Obviously, monk life differs in many ways from most of our day to day lives.
Rest assured, I’m not telling you to donate almost all of your belongings, but we can all learn from a monk’s lifestyle and find our own long-lasting clothes that feel good to wear all the time.
Whether it’s work, class, the gym, or date night, your version of a monk robe is whatever outfit makes you feel the most comfortable and confident, so that you can have the best mindset going forward, and save valuable energy to make bigger and better decisions throughout the day.
Simplify Your Wardrobe, Simplify Your Routine
The point of all of this is to remove challenges from your routine. As little as it may seem, the more time you spend making trivial decisions like what to wear in the morning, you’re complicating your day before it even begins.
Look at tech giant Steve Jobs, who’s known for his daily uniform of blue jeans and a black turtleneck...
Or founder of Huffington Post, and CEO of Thrive Global, Arianna Huffington, who swears by repeating outfits.
Even President Barack Obama wore the same blue or grey suits, as he explained to Vanity Fair, “I’m trying to pare down decisions. I don’t want to make decisions about what I’m eating or wearing. Because I have too many other decisions to make.”
Many successful people have found that by simplifying the options in their closet, they’re more able to make focused decisions that have direct impacts on their companies, careers, and the people they serve.
Finding your go-to #Repeat Styles
- Identify the different aspects of your life that require a certain dress code, for example: work,
and work or more formal events.
- Go through each aspect you identified in step 1 and pick out your favorite outfit for the occasion, while taking note of what you like about each item.
Reasons could be the fit of the item, the color, material, or simply how you feel wearing it.
- Now, if you couldn’t find an outfit from what you already own for every occasion, don’t stress! This is a great learning opportunity. What options do you have, and what isn’t right about them?
Are they uncomfortable, do they fit too tight or too large, or are they not your style anymore? Great! All the reasons to get rid of them and start fresh.
- This is the fun part, you go shopping! Get yourself a few different "go-to" options for each occasion.
The only challenge is that you have to take into account the mental notes you made about your clothes in the process.
Knowing what you like and don’t like to wear for each occasion, make sure you’re only buying clothes that go along with that criteria.
Fit is also very important when purchasing clothes, especially online, so be prepared to return or exchange items you aren’t comfortable in.

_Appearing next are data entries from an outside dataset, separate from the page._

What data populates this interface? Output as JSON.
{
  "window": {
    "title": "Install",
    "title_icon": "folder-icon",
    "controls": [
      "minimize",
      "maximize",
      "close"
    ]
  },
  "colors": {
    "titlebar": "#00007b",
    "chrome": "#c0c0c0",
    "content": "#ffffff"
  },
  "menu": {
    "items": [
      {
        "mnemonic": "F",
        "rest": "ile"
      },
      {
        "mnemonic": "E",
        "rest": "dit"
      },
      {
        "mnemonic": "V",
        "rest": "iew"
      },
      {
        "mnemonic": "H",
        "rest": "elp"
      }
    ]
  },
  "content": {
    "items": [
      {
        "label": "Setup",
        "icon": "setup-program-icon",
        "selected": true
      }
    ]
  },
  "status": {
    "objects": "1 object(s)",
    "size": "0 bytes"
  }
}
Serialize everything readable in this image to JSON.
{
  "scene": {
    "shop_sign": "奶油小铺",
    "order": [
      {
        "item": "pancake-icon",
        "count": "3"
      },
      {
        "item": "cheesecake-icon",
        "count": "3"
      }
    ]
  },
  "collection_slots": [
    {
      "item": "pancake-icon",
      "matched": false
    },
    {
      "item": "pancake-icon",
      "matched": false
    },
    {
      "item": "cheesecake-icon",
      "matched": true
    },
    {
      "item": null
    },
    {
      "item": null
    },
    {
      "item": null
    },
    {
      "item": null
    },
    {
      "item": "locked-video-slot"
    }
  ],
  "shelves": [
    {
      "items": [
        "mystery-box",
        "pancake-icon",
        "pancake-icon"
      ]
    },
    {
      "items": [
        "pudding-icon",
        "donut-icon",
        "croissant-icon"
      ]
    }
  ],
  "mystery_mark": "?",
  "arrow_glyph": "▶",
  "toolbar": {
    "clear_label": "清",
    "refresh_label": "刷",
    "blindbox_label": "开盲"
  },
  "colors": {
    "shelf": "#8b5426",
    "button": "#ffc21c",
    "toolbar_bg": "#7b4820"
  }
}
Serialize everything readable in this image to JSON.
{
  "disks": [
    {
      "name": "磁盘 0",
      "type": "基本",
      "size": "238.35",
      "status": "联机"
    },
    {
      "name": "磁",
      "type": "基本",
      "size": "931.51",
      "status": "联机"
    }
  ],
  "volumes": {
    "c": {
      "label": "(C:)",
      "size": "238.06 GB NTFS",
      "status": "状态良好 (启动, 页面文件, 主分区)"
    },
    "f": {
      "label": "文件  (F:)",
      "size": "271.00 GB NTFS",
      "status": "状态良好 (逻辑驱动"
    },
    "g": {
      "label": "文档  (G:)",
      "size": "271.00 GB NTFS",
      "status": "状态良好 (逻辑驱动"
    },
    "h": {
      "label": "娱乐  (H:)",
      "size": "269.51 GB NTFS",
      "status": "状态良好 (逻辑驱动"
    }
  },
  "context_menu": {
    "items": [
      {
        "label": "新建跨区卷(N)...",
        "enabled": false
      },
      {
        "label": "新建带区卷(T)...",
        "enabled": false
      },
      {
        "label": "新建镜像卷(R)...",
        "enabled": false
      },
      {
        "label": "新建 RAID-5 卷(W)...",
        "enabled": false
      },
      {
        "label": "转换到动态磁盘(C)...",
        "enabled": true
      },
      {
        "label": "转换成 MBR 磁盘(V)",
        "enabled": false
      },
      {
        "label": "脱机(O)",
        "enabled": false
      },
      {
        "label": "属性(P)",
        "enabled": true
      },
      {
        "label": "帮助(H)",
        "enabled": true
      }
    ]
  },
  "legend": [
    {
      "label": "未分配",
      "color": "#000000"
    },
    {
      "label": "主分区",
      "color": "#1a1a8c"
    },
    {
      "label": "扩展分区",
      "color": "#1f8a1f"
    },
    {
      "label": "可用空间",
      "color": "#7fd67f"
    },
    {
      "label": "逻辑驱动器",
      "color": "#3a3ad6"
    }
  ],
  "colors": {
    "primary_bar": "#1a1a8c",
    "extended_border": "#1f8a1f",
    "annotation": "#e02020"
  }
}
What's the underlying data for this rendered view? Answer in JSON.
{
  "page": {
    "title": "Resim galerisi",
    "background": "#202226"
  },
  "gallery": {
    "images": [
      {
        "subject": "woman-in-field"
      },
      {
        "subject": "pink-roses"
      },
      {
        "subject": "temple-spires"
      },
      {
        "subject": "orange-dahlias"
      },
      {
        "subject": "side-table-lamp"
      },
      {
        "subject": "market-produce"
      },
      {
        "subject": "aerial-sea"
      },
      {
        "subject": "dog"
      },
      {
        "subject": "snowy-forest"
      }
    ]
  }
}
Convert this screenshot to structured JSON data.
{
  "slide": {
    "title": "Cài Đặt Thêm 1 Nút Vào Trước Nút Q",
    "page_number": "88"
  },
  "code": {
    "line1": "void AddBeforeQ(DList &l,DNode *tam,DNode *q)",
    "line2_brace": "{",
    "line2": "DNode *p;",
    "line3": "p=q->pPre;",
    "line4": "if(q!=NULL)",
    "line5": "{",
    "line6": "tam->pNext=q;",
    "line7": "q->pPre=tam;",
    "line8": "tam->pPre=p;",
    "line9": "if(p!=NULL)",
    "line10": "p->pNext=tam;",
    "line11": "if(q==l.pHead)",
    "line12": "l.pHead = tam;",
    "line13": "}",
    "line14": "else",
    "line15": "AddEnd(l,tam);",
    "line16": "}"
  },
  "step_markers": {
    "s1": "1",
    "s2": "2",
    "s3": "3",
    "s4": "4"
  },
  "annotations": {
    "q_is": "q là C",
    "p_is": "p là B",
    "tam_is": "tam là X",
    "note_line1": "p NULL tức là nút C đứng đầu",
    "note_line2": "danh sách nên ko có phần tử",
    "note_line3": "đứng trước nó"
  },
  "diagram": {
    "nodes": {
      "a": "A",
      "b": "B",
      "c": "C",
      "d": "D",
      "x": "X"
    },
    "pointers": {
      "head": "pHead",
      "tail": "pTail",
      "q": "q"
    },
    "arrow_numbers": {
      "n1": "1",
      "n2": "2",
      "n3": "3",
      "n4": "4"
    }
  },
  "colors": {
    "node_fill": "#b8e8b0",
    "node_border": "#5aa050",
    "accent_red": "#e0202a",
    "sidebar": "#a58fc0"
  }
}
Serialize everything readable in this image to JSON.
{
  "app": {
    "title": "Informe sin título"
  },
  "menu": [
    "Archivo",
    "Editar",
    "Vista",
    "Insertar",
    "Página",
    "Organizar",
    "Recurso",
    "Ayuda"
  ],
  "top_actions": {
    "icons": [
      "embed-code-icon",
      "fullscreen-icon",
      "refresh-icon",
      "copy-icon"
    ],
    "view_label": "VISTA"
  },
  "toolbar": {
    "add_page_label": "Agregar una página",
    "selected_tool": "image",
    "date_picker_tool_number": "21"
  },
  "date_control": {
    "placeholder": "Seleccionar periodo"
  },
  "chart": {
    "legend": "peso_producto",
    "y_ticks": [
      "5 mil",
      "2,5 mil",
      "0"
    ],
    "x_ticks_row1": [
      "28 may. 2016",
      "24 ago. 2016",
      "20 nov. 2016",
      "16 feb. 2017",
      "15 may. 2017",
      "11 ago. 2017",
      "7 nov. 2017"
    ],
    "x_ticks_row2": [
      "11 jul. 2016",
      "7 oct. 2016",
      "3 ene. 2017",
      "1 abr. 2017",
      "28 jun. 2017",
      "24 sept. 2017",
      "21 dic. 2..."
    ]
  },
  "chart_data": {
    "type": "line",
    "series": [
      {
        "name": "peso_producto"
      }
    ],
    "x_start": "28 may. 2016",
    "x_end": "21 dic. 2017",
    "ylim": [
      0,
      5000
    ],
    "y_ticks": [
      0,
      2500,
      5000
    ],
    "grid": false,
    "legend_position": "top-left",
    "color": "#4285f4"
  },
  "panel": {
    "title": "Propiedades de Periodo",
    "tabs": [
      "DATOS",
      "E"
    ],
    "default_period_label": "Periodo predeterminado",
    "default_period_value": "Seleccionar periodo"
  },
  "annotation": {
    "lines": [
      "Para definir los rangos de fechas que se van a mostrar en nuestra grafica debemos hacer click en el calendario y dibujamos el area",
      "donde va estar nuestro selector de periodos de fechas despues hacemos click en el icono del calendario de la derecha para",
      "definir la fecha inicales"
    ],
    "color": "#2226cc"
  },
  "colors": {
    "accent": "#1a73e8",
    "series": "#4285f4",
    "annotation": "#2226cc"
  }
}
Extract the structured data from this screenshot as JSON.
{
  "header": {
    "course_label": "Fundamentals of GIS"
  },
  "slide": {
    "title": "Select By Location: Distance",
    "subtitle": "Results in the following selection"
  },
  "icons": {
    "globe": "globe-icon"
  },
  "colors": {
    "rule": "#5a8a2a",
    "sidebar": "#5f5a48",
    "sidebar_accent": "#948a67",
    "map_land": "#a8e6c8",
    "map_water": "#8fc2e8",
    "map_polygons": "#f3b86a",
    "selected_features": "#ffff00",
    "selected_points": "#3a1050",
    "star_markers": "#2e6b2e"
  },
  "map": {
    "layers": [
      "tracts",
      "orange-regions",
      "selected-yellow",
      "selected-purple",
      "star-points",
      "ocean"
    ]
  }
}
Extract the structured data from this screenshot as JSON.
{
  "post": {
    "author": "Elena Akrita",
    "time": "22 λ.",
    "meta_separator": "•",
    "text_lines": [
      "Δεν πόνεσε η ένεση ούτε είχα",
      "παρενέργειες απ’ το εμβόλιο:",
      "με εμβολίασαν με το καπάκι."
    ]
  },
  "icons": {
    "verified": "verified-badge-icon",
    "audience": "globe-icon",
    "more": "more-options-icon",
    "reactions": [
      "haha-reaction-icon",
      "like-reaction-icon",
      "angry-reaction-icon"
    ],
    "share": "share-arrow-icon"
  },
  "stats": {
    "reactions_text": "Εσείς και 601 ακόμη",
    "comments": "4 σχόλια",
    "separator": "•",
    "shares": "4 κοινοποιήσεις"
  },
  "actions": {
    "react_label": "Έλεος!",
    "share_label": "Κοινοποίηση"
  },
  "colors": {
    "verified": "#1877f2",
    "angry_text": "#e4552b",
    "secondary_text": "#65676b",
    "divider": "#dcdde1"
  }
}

- Now that you've identified the styles you love, you should also factor in the seasons and weather where you live and like to spend time.
A light wool sweater is a good option if the temperature where you live fluctuates. Oliver Charles sweater are lightweight, durable, and perfect for repeat wear!
The secret to daily wear is simplicity, and the more simple you can make your decision making process in the morning, the more focused you’ll be for the day.
The purpose of this article isn’t to encourage you to get rid of everything you own and buy new, but to think critically about the items you do own, and whether or not they truly work for you and your lifestyle.
Once you understand what ways your clothes do or do not work for you, then you’ll be able to move forward more mindfully by shopping smart, and creating a closet of clothing that actually makes sense for you and your lifestyle.
Doing so will save you valuable decision making energy that you can apply throughout your day. Whether it be as a parent, boss, or student, each and every one of us has something to gain from simplifying our routines, and our wardrobes.
Claire Redden is a recent graduate of The University of Illinois at Chicago. Claire's goal is to utilize my writing and media skills to bring about the changes she’d like to see in the world. Through journalism, Claire discusses topics like social justice, environmental racism, and sustainability